What you are asked to do – Pull every line containing "icon" from the listing below.

Records –

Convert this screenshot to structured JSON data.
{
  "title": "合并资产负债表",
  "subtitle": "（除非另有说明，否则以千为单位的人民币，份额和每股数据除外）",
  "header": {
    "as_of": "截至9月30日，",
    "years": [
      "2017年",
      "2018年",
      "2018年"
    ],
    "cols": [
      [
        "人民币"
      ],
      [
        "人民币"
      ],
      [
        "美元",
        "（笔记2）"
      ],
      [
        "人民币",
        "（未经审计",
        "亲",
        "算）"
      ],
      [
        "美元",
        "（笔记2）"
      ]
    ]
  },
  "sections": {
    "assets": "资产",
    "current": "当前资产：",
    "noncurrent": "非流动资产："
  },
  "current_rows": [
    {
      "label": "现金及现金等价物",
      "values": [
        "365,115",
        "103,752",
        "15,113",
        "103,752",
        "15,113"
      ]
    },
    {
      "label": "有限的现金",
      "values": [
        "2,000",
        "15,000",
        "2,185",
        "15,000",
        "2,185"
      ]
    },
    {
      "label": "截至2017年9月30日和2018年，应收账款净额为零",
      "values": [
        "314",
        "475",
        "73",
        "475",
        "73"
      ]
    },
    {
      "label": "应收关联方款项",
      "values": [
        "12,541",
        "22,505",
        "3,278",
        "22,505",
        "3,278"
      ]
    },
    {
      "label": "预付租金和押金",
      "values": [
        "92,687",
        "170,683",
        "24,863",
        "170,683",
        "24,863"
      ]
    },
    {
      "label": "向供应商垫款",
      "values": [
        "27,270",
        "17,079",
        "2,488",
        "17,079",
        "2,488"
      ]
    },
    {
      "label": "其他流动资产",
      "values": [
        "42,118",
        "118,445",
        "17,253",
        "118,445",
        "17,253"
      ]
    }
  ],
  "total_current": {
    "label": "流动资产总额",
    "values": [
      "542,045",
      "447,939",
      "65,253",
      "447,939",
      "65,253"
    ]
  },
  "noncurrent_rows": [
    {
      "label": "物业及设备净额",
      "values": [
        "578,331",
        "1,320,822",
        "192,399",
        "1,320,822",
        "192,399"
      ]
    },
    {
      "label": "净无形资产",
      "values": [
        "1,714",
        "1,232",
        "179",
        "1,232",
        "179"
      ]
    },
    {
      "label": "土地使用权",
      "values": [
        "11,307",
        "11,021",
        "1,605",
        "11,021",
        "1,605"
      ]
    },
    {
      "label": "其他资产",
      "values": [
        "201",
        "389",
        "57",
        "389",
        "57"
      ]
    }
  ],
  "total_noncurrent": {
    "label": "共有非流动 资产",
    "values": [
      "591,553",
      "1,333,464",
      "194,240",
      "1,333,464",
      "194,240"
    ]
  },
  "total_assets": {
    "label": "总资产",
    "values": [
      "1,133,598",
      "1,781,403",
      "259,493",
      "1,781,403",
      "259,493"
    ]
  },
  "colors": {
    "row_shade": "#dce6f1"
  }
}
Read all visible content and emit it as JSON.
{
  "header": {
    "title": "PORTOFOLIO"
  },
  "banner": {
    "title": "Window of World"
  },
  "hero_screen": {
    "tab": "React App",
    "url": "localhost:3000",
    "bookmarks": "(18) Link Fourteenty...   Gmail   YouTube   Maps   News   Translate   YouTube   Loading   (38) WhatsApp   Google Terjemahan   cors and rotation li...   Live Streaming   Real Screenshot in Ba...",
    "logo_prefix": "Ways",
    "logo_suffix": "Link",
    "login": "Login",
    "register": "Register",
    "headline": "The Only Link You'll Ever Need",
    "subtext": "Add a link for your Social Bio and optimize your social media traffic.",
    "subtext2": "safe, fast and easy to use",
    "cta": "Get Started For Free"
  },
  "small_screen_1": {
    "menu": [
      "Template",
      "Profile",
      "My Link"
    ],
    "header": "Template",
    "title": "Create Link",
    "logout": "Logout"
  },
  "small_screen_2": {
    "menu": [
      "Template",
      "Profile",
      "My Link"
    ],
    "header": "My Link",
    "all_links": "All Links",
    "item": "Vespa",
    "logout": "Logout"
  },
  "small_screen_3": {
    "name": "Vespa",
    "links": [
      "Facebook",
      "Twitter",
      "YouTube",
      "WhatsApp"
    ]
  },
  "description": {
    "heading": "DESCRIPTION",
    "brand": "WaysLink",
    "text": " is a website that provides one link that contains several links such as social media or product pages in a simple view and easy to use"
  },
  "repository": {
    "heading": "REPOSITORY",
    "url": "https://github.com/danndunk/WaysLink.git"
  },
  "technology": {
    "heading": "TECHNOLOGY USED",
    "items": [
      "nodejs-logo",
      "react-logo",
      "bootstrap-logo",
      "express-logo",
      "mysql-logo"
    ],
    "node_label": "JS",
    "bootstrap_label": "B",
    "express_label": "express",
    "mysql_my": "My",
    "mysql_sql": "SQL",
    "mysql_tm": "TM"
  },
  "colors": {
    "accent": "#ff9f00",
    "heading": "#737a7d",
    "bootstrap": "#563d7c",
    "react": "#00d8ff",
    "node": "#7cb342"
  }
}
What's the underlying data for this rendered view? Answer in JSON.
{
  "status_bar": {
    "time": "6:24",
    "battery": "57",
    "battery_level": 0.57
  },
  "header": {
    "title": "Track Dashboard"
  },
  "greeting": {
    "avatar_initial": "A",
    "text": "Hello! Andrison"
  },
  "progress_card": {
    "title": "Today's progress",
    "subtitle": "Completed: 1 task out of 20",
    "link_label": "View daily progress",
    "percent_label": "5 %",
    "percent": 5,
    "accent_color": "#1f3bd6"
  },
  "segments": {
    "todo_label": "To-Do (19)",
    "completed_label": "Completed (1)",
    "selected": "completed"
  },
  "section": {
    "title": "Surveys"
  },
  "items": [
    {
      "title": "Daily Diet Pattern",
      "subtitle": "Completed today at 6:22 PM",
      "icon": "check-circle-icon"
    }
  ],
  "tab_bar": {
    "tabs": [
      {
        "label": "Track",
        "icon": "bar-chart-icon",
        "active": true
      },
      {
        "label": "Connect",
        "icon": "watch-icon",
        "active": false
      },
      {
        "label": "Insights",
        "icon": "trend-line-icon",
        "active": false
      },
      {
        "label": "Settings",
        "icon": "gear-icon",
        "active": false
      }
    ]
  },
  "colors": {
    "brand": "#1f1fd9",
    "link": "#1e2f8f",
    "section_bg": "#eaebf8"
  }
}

Finished exercise –
      "icon": "check-circle-icon"
        "icon": "bar-chart-icon",
        "icon": "watch-icon",
        "icon": "trend-line-icon",
        "icon": "gear-icon",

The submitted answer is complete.